Find the string "icon" in the entries and copy each line that has it.

**Exercise input**
===

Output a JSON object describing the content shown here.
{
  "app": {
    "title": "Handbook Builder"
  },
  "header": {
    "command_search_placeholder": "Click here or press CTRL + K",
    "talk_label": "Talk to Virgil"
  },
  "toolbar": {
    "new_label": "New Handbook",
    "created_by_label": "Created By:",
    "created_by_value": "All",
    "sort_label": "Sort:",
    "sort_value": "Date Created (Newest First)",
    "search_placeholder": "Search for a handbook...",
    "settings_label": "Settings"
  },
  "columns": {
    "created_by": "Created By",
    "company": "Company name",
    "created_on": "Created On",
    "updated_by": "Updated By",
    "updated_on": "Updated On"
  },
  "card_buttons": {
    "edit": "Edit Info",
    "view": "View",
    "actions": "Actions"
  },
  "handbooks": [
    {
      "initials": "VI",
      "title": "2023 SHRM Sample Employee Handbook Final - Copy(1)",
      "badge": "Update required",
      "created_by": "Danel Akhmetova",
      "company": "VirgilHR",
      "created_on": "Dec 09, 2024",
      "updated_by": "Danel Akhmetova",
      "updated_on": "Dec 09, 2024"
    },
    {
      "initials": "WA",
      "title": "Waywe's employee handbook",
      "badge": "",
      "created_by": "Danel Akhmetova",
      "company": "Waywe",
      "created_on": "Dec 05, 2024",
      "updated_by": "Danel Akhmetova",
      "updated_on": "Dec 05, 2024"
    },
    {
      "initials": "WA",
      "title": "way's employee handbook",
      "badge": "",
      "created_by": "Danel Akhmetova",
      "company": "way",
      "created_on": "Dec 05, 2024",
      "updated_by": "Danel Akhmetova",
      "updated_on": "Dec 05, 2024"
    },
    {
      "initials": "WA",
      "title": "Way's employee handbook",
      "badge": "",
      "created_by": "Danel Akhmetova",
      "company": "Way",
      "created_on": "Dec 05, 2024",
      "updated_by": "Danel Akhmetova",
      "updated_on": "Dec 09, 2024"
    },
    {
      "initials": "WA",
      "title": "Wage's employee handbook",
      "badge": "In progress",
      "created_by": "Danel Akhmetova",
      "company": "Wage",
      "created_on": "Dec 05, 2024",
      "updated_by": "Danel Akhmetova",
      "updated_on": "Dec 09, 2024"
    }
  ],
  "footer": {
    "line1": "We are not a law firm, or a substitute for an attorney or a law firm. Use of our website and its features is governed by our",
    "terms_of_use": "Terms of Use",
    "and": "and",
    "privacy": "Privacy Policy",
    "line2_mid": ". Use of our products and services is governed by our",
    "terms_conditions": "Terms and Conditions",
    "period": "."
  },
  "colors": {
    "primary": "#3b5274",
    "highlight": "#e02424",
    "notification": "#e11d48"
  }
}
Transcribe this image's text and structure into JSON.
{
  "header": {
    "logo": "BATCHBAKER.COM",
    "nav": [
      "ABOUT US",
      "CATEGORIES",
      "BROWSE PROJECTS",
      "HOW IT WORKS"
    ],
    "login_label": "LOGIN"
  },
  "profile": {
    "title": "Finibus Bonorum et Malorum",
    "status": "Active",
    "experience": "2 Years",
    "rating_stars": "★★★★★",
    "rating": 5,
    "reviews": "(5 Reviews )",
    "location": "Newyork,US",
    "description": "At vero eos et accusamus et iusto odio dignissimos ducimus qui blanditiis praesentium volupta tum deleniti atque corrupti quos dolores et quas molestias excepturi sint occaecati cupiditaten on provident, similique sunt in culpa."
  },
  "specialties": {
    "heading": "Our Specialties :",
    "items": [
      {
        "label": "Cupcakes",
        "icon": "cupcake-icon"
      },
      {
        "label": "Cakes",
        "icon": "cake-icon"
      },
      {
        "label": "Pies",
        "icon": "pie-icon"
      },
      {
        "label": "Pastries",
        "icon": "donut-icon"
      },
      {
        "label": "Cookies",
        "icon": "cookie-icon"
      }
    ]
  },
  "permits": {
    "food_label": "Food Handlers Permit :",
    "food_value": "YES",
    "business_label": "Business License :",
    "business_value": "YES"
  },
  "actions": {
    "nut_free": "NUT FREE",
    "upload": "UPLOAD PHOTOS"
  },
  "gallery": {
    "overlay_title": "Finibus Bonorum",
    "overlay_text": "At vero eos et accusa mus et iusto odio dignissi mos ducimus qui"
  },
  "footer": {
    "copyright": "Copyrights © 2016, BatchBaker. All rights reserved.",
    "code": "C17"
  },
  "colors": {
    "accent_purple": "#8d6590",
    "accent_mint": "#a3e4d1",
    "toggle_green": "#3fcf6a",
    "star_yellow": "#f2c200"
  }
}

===

**Output**
        "icon": "cupcake-icon"
        "icon": "cake-icon"
        "icon": "pie-icon"
        "icon": "donut-icon"
        "icon": "cookie-icon"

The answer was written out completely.